* _Problem to work on_:
The answer is an exact repetition of every entry, with all images left out.

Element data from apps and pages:

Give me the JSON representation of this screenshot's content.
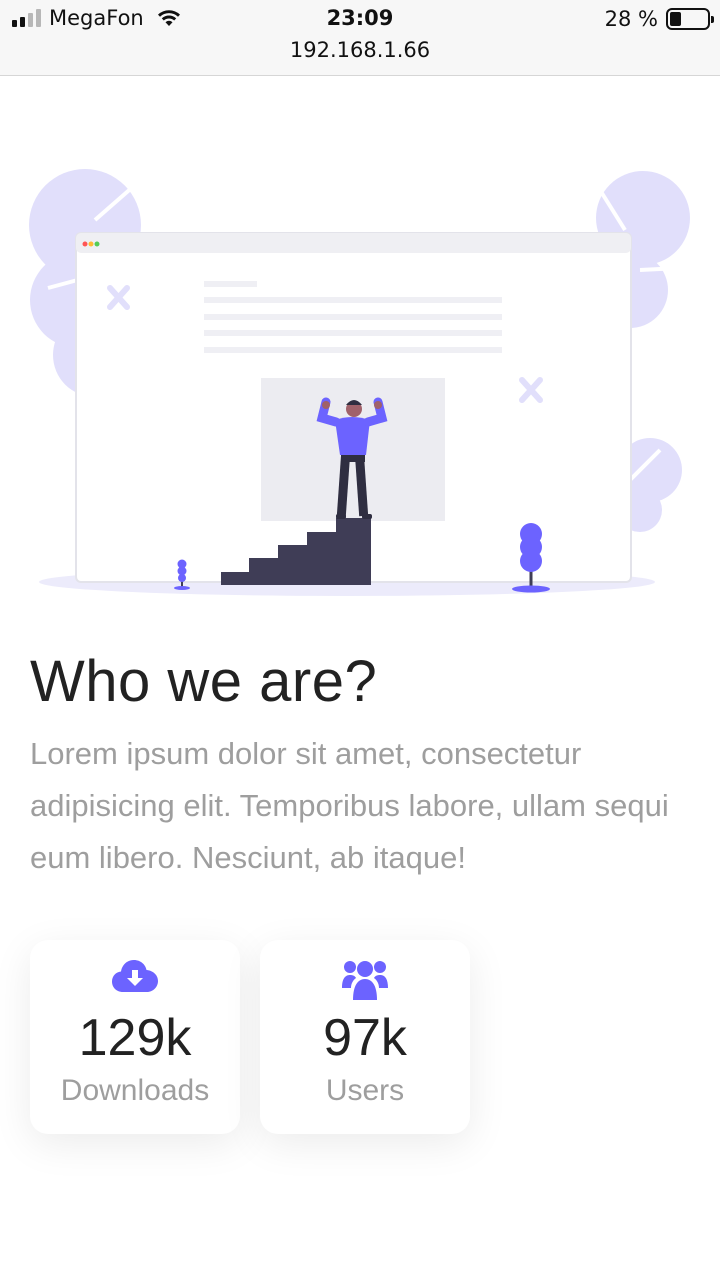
{
  "status_bar": {
    "carrier": "MegaFon",
    "time": "23:09",
    "url": "192.168.1.66",
    "battery": "28 %",
    "battery_level": 0.28
  },
  "hero": {
    "title": "Who we are?",
    "description": "Lorem ipsum dolor sit amet, consectetur adipisicing elit. Temporibus labore, ullam sequi eum libero. Nesciunt, ab itaque!"
  },
  "stats": [
    {
      "icon": "cloud-download-icon",
      "value": "129k",
      "label": "Downloads"
    },
    {
      "icon": "users-icon",
      "value": "97k",
      "label": "Users"
    }
  ],
  "colors": {
    "accent": "#6c63ff",
    "text_dark": "#222222",
    "text_muted": "#9e9e9e",
    "leaf": "#e0defa",
    "stairs": "#3f3d56"
  }
}
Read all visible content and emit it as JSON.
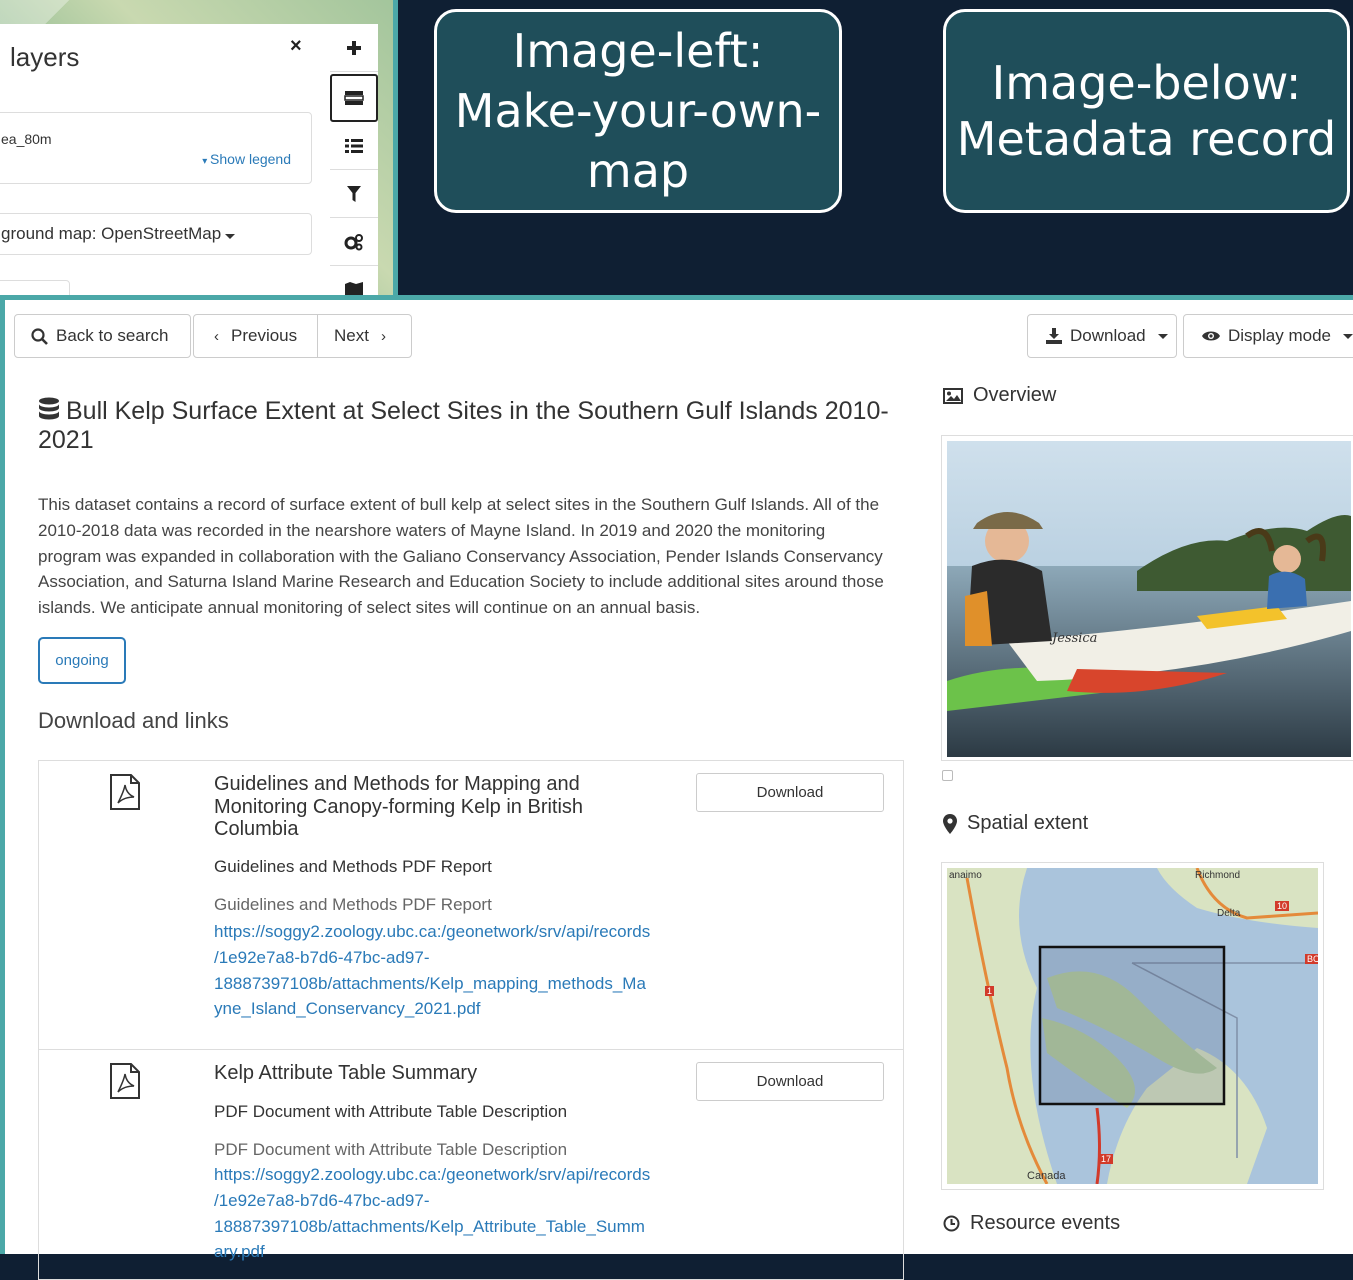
{
  "callouts": {
    "left": [
      "Image-left:",
      "Make-your-own-",
      "map"
    ],
    "right": [
      "Image-below:",
      "Metadata record"
    ]
  },
  "map_panel": {
    "title": "layers",
    "close": "×",
    "layer_name": "ea_80m",
    "show_legend": "Show legend",
    "background_map": "ground map: OpenStreetMap",
    "toolbar_icons": [
      "plus-icon",
      "layers-icon",
      "list-icon",
      "filter-icon",
      "gears-icon",
      "map-icon"
    ]
  },
  "toolbar": {
    "back": "Back to search",
    "previous": "Previous",
    "next": "Next",
    "download": "Download",
    "display_mode": "Display mode"
  },
  "record": {
    "title": "Bull Kelp Surface Extent at Select Sites in the Southern Gulf Islands 2010-2021",
    "abstract_lines": [
      "This dataset contains a record of surface extent of bull kelp at select sites in the Southern Gulf Islands. All of the",
      "2010-2018 data was recorded in the nearshore waters of Mayne Island. In 2019 and 2020 the monitoring",
      "program was expanded in collaboration with the Galiano Conservancy Association, Pender Islands Conservancy",
      "Association, and Saturna Island Marine Research and Education Society to include additional sites around those",
      "islands. We anticipate annual monitoring of select sites will continue on an annual basis."
    ],
    "status": "ongoing"
  },
  "links": {
    "heading": "Download and links",
    "items": [
      {
        "title_lines": [
          "Guidelines and Methods for Mapping and",
          "Monitoring Canopy-forming Kelp in British",
          "Columbia"
        ],
        "desc": "Guidelines and Methods PDF Report",
        "desc2": "Guidelines and Methods PDF Report",
        "url_lines": [
          "https://soggy2.zoology.ubc.ca:/geonetwork/srv/api/records",
          "/1e92e7a8-b7d6-47bc-ad97-",
          "18887397108b/attachments/Kelp_mapping_methods_Ma",
          "yne_Island_Conservancy_2021.pdf"
        ],
        "button": "Download"
      },
      {
        "title_lines": [
          "Kelp Attribute Table Summary"
        ],
        "desc": "PDF Document with Attribute Table Description",
        "desc2": "PDF Document with Attribute Table Description",
        "url_lines": [
          "https://soggy2.zoology.ubc.ca:/geonetwork/srv/api/records",
          "/1e92e7a8-b7d6-47bc-ad97-",
          "18887397108b/attachments/Kelp_Attribute_Table_Summ",
          "ary.pdf"
        ],
        "button": "Download"
      }
    ]
  },
  "side": {
    "overview": "Overview",
    "photo_caption": "Jessica",
    "spatial_extent": "Spatial extent",
    "map_labels": {
      "nanaimo": "anaimo",
      "richmond": "Richmond",
      "delta": "Delta",
      "canada": "Canada",
      "r1": "1",
      "r10": "10",
      "r17": "17",
      "bc": "BC"
    },
    "resource_events": "Resource events"
  }
}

* _Completed task_:
Give me the JSON representation of this screenshot's content.
{
  "status_bar": {
    "carrier": "MegaFon",
    "time": "23:09",
    "url": "192.168.1.66",
    "battery": "28 %",
    "battery_level": 0.28
  },
  "hero": {
    "title": "Who we are?",
    "description": "Lorem ipsum dolor sit amet, consectetur adipisicing elit. Temporibus labore, ullam sequi eum libero. Nesciunt, ab itaque!"
  },
  "stats": [
    {
      "icon": "cloud-download-icon",
      "value": "129k",
      "label": "Downloads"
    },
    {
      "icon": "users-icon",
      "value": "97k",
      "label": "Users"
    }
  ],
  "colors": {
    "accent": "#6c63ff",
    "text_dark": "#222222",
    "text_muted": "#9e9e9e",
    "leaf": "#e0defa",
    "stairs": "#3f3d56"
  }
}
Read all visible content and emit it as JSON.
{
  "callouts": {
    "left": [
      "Image-left:",
      "Make-your-own-",
      "map"
    ],
    "right": [
      "Image-below:",
      "Metadata record"
    ]
  },
  "map_panel": {
    "title": "layers",
    "close": "×",
    "layer_name": "ea_80m",
    "show_legend": "Show legend",
    "background_map": "ground map: OpenStreetMap",
    "toolbar_icons": [
      "plus-icon",
      "layers-icon",
      "list-icon",
      "filter-icon",
      "gears-icon",
      "map-icon"
    ]
  },
  "toolbar": {
    "back": "Back to search",
    "previous": "Previous",
    "next": "Next",
    "download": "Download",
    "display_mode": "Display mode"
  },
  "record": {
    "title": "Bull Kelp Surface Extent at Select Sites in the Southern Gulf Islands 2010-2021",
    "abstract_lines": [
      "This dataset contains a record of surface extent of bull kelp at select sites in the Southern Gulf Islands. All of the",
      "2010-2018 data was recorded in the nearshore waters of Mayne Island. In 2019 and 2020 the monitoring",
      "program was expanded in collaboration with the Galiano Conservancy Association, Pender Islands Conservancy",
      "Association, and Saturna Island Marine Research and Education Society to include additional sites around those",
      "islands. We anticipate annual monitoring of select sites will continue on an annual basis."
    ],
    "status": "ongoing"
  },
  "links": {
    "heading": "Download and links",
    "items": [
      {
        "title_lines": [
          "Guidelines and Methods for Mapping and",
          "Monitoring Canopy-forming Kelp in British",
          "Columbia"
        ],
        "desc": "Guidelines and Methods PDF Report",
        "desc2": "Guidelines and Methods PDF Report",
        "url_lines": [
          "https://soggy2.zoology.ubc.ca:/geonetwork/srv/api/records",
          "/1e92e7a8-b7d6-47bc-ad97-",
          "18887397108b/attachments/Kelp_mapping_methods_Ma",
          "yne_Island_Conservancy_2021.pdf"
        ],
        "button": "Download"
      },
      {
        "title_lines": [
          "Kelp Attribute Table Summary"
        ],
        "desc": "PDF Document with Attribute Table Description",
        "desc2": "PDF Document with Attribute Table Description",
        "url_lines": [
          "https://soggy2.zoology.ubc.ca:/geonetwork/srv/api/records",
          "/1e92e7a8-b7d6-47bc-ad97-",
          "18887397108b/attachments/Kelp_Attribute_Table_Summ",
          "ary.pdf"
        ],
        "button": "Download"
      }
    ]
  },
  "side": {
    "overview": "Overview",
    "photo_caption": "Jessica",
    "spatial_extent": "Spatial extent",
    "map_labels": {
      "nanaimo": "anaimo",
      "richmond": "Richmond",
      "delta": "Delta",
      "canada": "Canada",
      "r1": "1",
      "r10": "10",
      "r17": "17",
      "bc": "BC"
    },
    "resource_events": "Resource events"
  }
}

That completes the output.